One idiosyncrasy of archaeology in North America is that it is considered a subfield of cultural anthropology. To explore the dimensions of this situation, editor Alan P. Sullivan assembled a group of practicing archaeologists, each with different expertise, to analyze problems with the current disciplinary arrangement and to recommend changes in practice and pedagogy that might coalesce into a truly archaeological study of the cultural past.
Archaeological Prospecting and Remote Sensing surveys some of the highly ingenious non-destructive methods for detecting and mapping remains of ancient cultures that have vanished from the modern surface. Techniques include low-level air photography, magnetic, thermal, electric, and electromagnetic geophysical prospecting. A mathematical analysis of the phenomena and measurements is given together with the techniques for interpretation of results using computerized image processing.
In this volume, eleven archaeologists reveal how the broad application of remote sensing, and especially geophysical techniques, is altering the usual conduct of dirt archaeology. Using case studies that both succeeded and failed, they offer a comprehensive guide to remote sensing techniques on archaeological sites throughout North America. Because this new technology is advancing on a daily basis, the book is accompanied by a CD intended for periodic update that provides additional data and illustrations.
This handbook is the first comprehensive overview of the field of satellite remote sensing for archaeology and how it can be applied to ongoing archaeological fieldwork projects across the globe. It provides a survey of the history and development of the field, connecting satellite remote sensing in archaeology to broader developments in remote sensing, archaeological method and theory, cultural resource management, and environmental studies.
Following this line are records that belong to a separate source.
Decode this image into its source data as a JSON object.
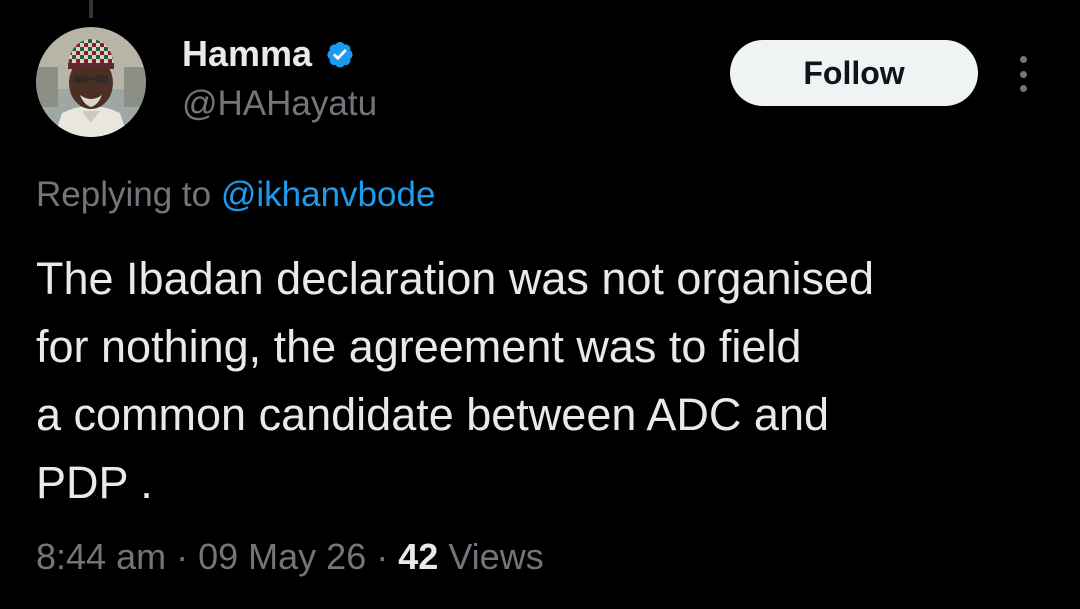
{
  "tweet": {
    "author": {
      "display_name": "Hamma",
      "handle": "@HAHayatu",
      "verified": true,
      "avatar_icon": "user-avatar-photo"
    },
    "follow_label": "Follow",
    "more_icon": "more-vertical-icon",
    "reply": {
      "prefix": "Replying to",
      "mention": "@ikhanvbode"
    },
    "text": "The Ibadan declaration was not organised\nfor nothing, the agreement was to field\na common candidate between ADC and\nPDP .",
    "meta": {
      "time": "8:44 am",
      "separator": "·",
      "date": "09 May 26",
      "views_count": "42",
      "views_label": "Views"
    }
  },
  "colors": {
    "background": "#000000",
    "primary_text": "#e7e9ea",
    "secondary_text": "#71767b",
    "link": "#1d9bf0",
    "verified_badge": "#1d9bf0",
    "follow_button_bg": "#eff3f4",
    "follow_button_text": "#0f1419"
  }
}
With a focus on practical uses of satellite remote sensing, Sarah H. Parcak evaluates satellite imagery types and remote sensing analysis techniques specific to the discovery, preservation, and management of archaeological sites.
This conference at Rome in December 2006, promoted the use of integrated methodologies in remote sensing archaeology so as to help in the creation of new and sustainable policies in the monitoring, interpretation, fruition and communication of the cultural heritage. Including 67 papers from 10 sessions.
This volume presents papers exploring the archaeological applications of remote sensing techniques, including the study of images made from the air and from space, but also the results of geophysical techniques like magnetometry, Ground Penetrating Radar and Electrical Resistivity Tomography.